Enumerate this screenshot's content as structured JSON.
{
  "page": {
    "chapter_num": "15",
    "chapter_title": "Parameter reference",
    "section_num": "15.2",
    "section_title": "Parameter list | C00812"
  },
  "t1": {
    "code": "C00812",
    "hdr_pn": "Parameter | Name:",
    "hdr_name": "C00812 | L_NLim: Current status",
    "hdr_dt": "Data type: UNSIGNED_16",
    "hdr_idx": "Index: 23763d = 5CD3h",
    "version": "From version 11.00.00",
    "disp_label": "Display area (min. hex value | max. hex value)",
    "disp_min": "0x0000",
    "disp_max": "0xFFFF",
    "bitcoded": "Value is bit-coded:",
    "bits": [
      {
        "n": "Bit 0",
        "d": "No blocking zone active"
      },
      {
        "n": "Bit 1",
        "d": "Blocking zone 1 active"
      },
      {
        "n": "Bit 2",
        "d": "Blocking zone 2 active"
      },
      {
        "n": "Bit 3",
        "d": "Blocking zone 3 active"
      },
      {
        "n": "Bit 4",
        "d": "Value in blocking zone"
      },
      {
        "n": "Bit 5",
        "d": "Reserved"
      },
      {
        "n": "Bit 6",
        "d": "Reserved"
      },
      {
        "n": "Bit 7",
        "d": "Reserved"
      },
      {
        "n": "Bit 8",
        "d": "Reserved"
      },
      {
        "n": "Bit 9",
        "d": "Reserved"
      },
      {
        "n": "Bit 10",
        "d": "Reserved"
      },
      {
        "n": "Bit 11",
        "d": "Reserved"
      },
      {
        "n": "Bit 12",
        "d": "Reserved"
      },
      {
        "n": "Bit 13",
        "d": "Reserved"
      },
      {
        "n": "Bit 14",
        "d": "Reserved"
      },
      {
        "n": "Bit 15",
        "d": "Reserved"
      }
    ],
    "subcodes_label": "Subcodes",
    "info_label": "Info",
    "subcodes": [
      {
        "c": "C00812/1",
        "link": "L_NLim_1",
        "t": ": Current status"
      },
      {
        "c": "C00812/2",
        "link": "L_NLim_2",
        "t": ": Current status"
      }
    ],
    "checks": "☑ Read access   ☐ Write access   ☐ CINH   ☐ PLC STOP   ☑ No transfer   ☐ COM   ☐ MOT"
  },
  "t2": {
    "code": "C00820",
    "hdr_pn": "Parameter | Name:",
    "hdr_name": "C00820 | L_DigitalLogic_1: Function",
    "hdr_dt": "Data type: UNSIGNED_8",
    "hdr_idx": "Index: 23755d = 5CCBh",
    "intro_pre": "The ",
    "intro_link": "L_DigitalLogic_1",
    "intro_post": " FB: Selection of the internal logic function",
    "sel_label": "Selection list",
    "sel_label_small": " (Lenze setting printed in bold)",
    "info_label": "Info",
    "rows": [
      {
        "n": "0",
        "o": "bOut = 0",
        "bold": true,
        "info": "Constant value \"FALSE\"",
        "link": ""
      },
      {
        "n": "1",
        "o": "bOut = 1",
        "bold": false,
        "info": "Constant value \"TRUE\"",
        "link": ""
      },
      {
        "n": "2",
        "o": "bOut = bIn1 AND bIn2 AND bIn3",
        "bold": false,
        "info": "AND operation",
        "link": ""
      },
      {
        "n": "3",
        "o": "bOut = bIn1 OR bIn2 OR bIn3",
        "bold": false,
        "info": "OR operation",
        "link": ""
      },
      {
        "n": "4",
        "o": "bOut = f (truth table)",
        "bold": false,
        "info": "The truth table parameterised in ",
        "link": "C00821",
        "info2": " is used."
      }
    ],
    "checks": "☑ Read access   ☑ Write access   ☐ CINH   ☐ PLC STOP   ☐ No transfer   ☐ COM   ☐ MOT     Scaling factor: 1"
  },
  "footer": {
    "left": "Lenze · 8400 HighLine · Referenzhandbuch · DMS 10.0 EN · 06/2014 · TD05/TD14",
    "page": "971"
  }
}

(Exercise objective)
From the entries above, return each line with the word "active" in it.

(Answer to this task)
        "d": "No blocking zone active"
        "d": "Blocking zone 1 active"
        "d": "Blocking zone 2 active"
        "d": "Blocking zone 3 active"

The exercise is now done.